In the third council runoff race, Mitch O’Farrell, a one-time field deputy for mayor-elect Eric Garcetti, defeated former Public Works Commissioner John Choi, 53 percent to 46.9 percent, in the battle for Garcetti’s 13th District seat representing the Hollywood area. The race proved acrimonious, with the campaigns exchanging accusations of voter fraud, particularly in Little Armenia.
Choi, who would have been only the second Asian American to serve on the City Council, also charged that he was depicted as a foreigner in a pro-O’Farrell mailer.
“I am proud and humbled by the outpouring of community support which has made this win possible,” O’Farrell said. “… I am looking forward to the challenge ahead, and I will be proud to represent the 13th District in City Hall.”
Outgoing Councilmember Jan Perry, who represents the 9th District, said in a Facebook post, “Congratulations … to our new City Councilmembers Curren Price and Mitch O’Farrell! Well-deserved victories!”
Cedillo, Price and O’Farrell will be among six new faces that will join the council on July 1. Two other state legislators — Assemblymember Bob Blumenfield (D-Van Nuys) and Assemblymember Felipe Fuentes (D-Arleta) — won outright in the March primary.
Mike Bonin, chief of staff for outgoing Councilmember Bill Rosendahl, was elected in March to replace his boss, who is leaving office due to illness. Rosendahl represents the 11th District, which includes Brentwood, Marina del Rey, Pacific Palisades, Playa del Rey, Venice, West L.A. and Westchester.
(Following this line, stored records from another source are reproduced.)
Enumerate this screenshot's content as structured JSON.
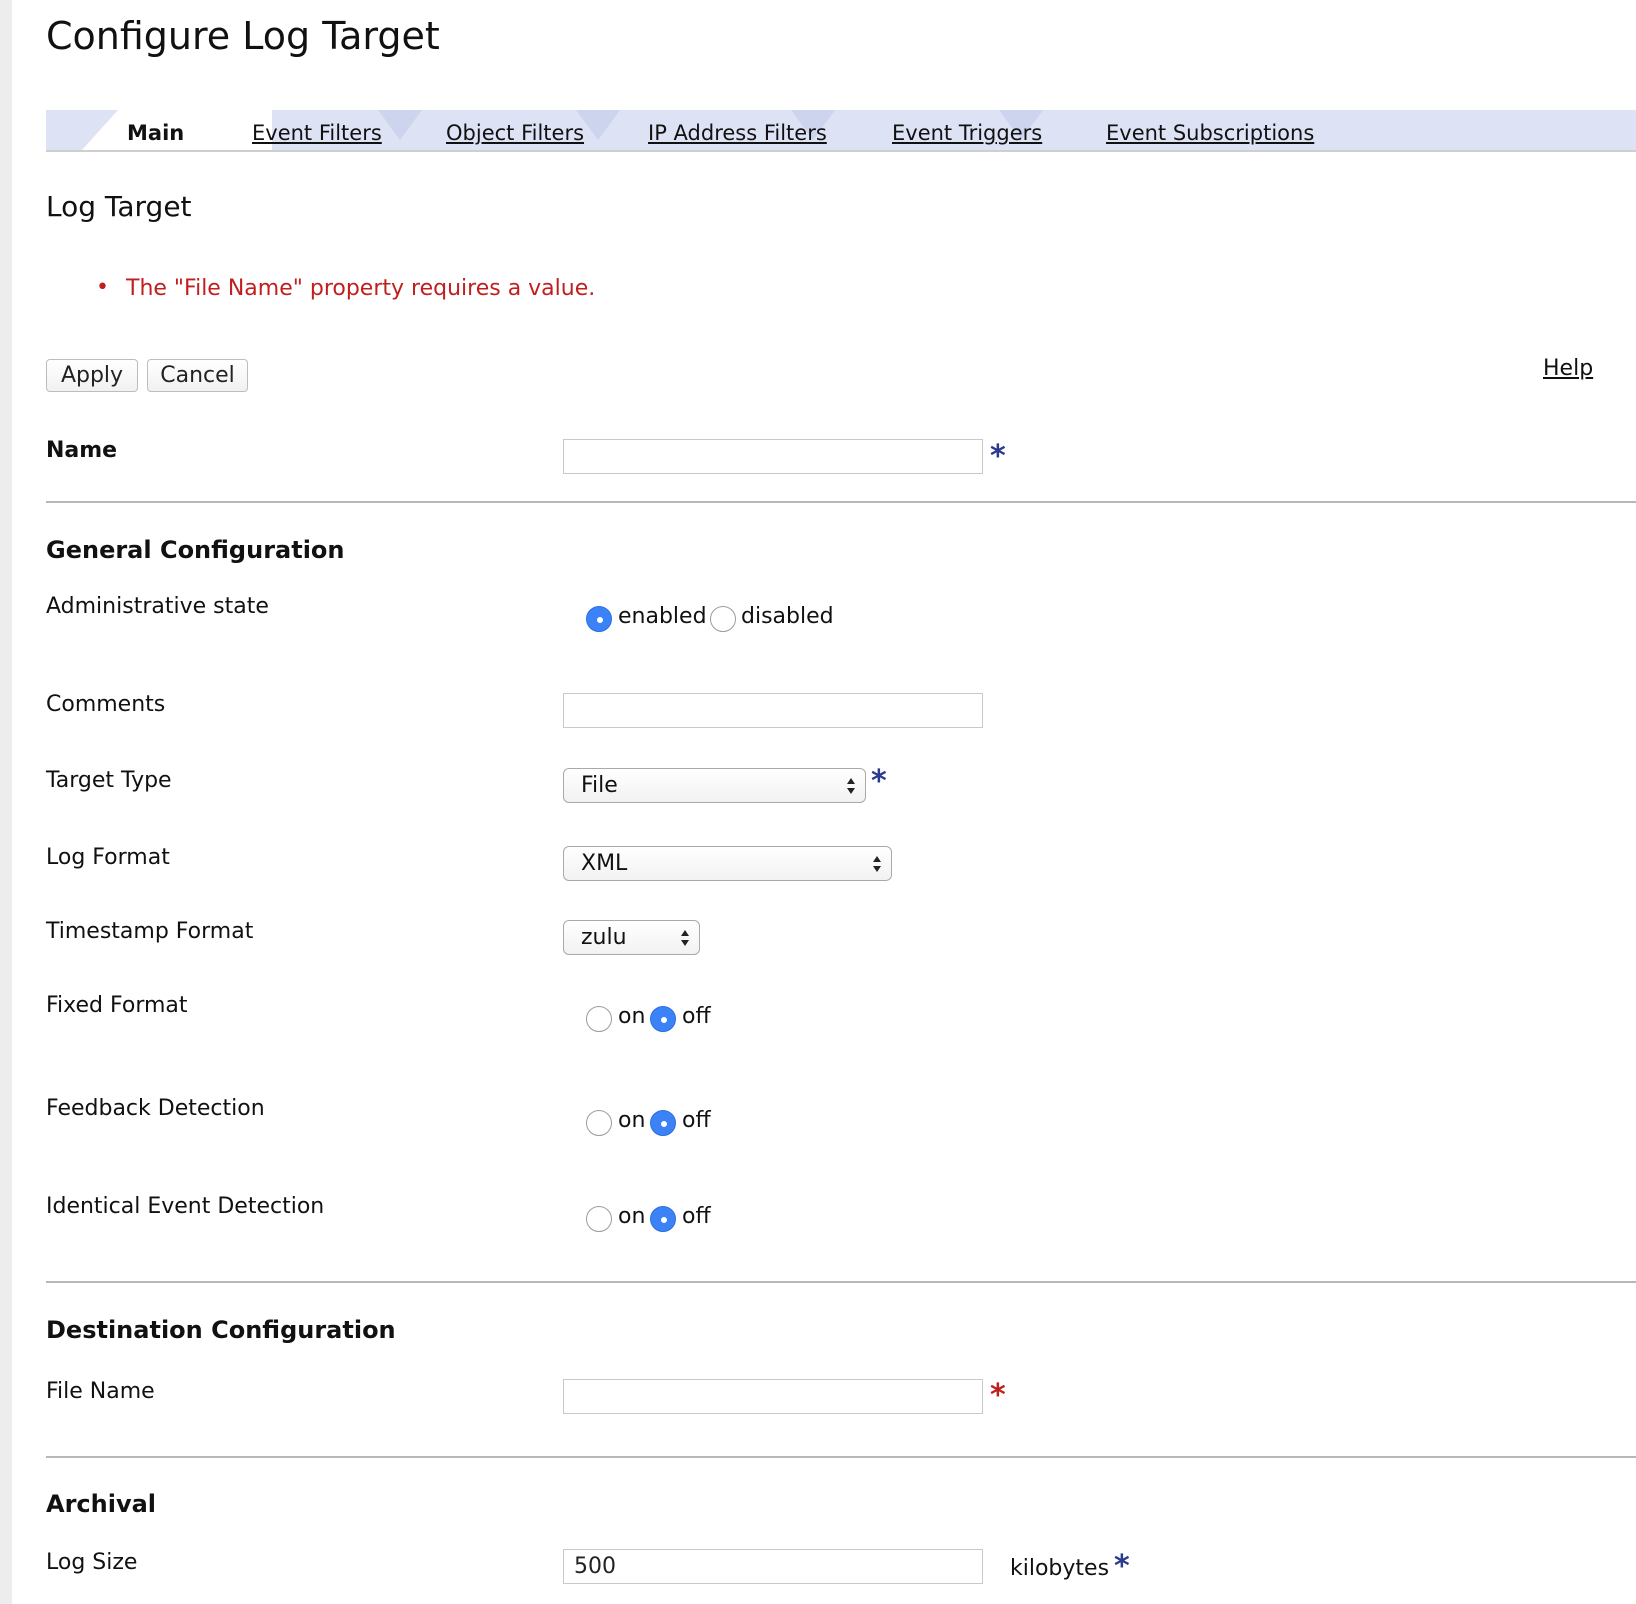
{
  "page": {
    "title": "Configure Log Target"
  },
  "tabs": [
    {
      "label": "Main",
      "active": true
    },
    {
      "label": "Event Filters",
      "active": false
    },
    {
      "label": "Object Filters",
      "active": false
    },
    {
      "label": "IP Address Filters",
      "active": false
    },
    {
      "label": "Event Triggers",
      "active": false
    },
    {
      "label": "Event Subscriptions",
      "active": false
    }
  ],
  "section": {
    "title": "Log Target"
  },
  "errors": [
    "The \"File Name\" property requires a value."
  ],
  "toolbar": {
    "apply_label": "Apply",
    "cancel_label": "Cancel",
    "help_label": "Help"
  },
  "name_field": {
    "label": "Name",
    "value": "",
    "required": true
  },
  "general": {
    "title": "General Configuration",
    "admin_state": {
      "label": "Administrative state",
      "options": [
        "enabled",
        "disabled"
      ],
      "selected": "enabled"
    },
    "comments": {
      "label": "Comments",
      "value": ""
    },
    "target_type": {
      "label": "Target Type",
      "value": "File",
      "required": true
    },
    "log_format": {
      "label": "Log Format",
      "value": "XML"
    },
    "timestamp_format": {
      "label": "Timestamp Format",
      "value": "zulu"
    },
    "fixed_format": {
      "label": "Fixed Format",
      "options": [
        "on",
        "off"
      ],
      "selected": "off"
    },
    "feedback_detection": {
      "label": "Feedback Detection",
      "options": [
        "on",
        "off"
      ],
      "selected": "off"
    },
    "identical_event_detection": {
      "label": "Identical Event Detection",
      "options": [
        "on",
        "off"
      ],
      "selected": "off"
    }
  },
  "destination": {
    "title": "Destination Configuration",
    "file_name": {
      "label": "File Name",
      "value": "",
      "required": true
    }
  },
  "archival": {
    "title": "Archival",
    "log_size": {
      "label": "Log Size",
      "value": "500",
      "unit": "kilobytes",
      "required": true
    }
  },
  "colors": {
    "tab_bar": "#dde3f5",
    "error": "#c01f1f",
    "required_asterisk": "#2b3a8c",
    "radio_selected": "#3b82f6"
  },
  "icons": {
    "required": "asterisk-icon",
    "select": "select-arrows-icon",
    "error_bullet": "bullet-icon"
  }
}
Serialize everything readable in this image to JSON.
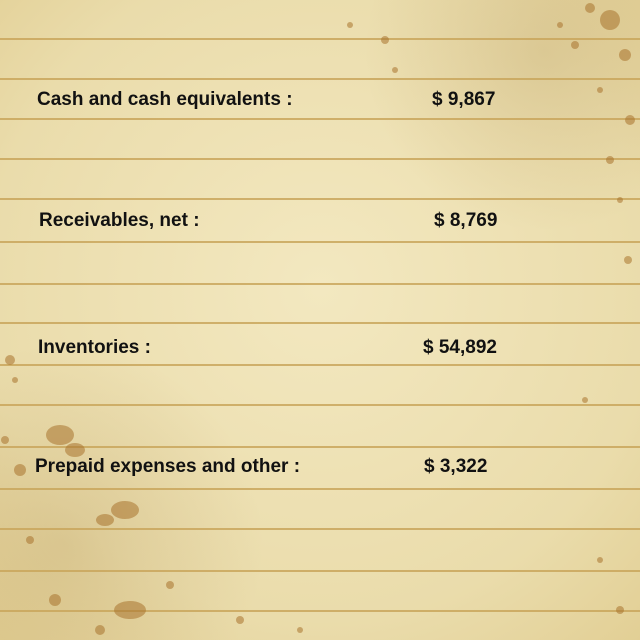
{
  "rows": [
    {
      "label": "Cash and cash equivalents :",
      "value": "$ 9,867"
    },
    {
      "label": "Receivables, net :",
      "value": "$ 8,769"
    },
    {
      "label": "Inventories :",
      "value": "$ 54,892"
    },
    {
      "label": "Prepaid expenses and other :",
      "value": "$ 3,322"
    }
  ],
  "colors": {
    "paper": "#efe2b4",
    "rule": "#c9a65c",
    "stain": "#a9742e",
    "text": "#111111"
  }
}
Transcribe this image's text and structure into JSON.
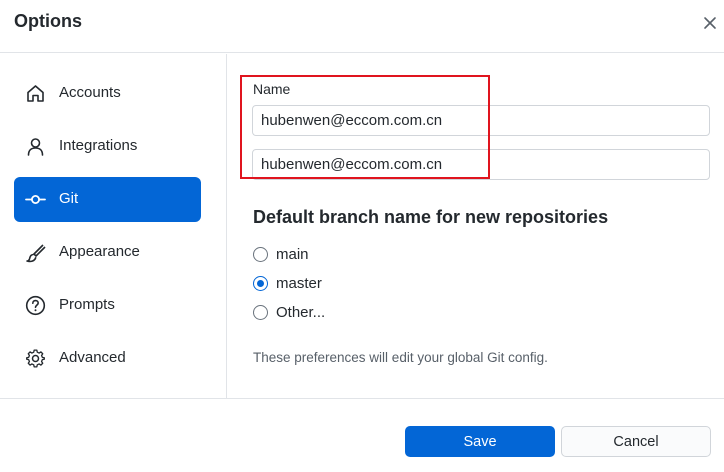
{
  "window": {
    "title": "Options"
  },
  "sidebar": {
    "items": [
      {
        "label": "Accounts",
        "icon": "home-icon",
        "active": false
      },
      {
        "label": "Integrations",
        "icon": "person-icon",
        "active": false
      },
      {
        "label": "Git",
        "icon": "git-commit-icon",
        "active": true
      },
      {
        "label": "Appearance",
        "icon": "paintbrush-icon",
        "active": false
      },
      {
        "label": "Prompts",
        "icon": "question-icon",
        "active": false
      },
      {
        "label": "Advanced",
        "icon": "gear-icon",
        "active": false
      }
    ]
  },
  "git": {
    "name_label": "Name",
    "name_value": "hubenwen@eccom.com.cn",
    "email_value": "hubenwen@eccom.com.cn",
    "branch_heading": "Default branch name for new repositories",
    "branch_options": [
      {
        "label": "main",
        "checked": false
      },
      {
        "label": "master",
        "checked": true
      },
      {
        "label": "Other...",
        "checked": false
      }
    ],
    "hint": "These preferences will edit your global Git config."
  },
  "footer": {
    "save_label": "Save",
    "cancel_label": "Cancel"
  },
  "colors": {
    "accent": "#0366d6",
    "highlight": "#e0141e"
  }
}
Meanwhile, in the San Fernando Valley’s 6th District, former Assemblymember Cindy Montanez finished atop a field of six candidates looking to fill the unexpired term of Tony Cardenas, who was elected to Congress in November.
But Montanez had 43.5 percent of the vote, short of the 50 percent needed to claim the seat outright. In a July 23 runoff, she will face second-place finisher Nury Martinez, a Los Angeles Unified School District board member, who received 23.9 percent.
The winner of that race will be the seventh new face — and the only woman — on the 15-member City Council. Perry, who is termed out after 12 years in office, is currently the council’s only female member.
Perry finished fourth in the March mayoral election and threw her support to Garcetti. She has said that she is not sure what she’ll do next but will remain involved in politics.
Council President Herb Wesson was pleased to see a Sacramento-oriented incoming council, declaring, “This class has the potential to be… one of the best councils in a long time.”
“You will see us move faster,” said Wesson, who spent six years in the Assembly, including two as speaker. “One thing that frustrates you in Sacramento is the pace, so whenever there is an opening to try to move something quickly, you seize that opening. In Sacramento, things happen … at light speed, so you and your staff have to be on their toes.”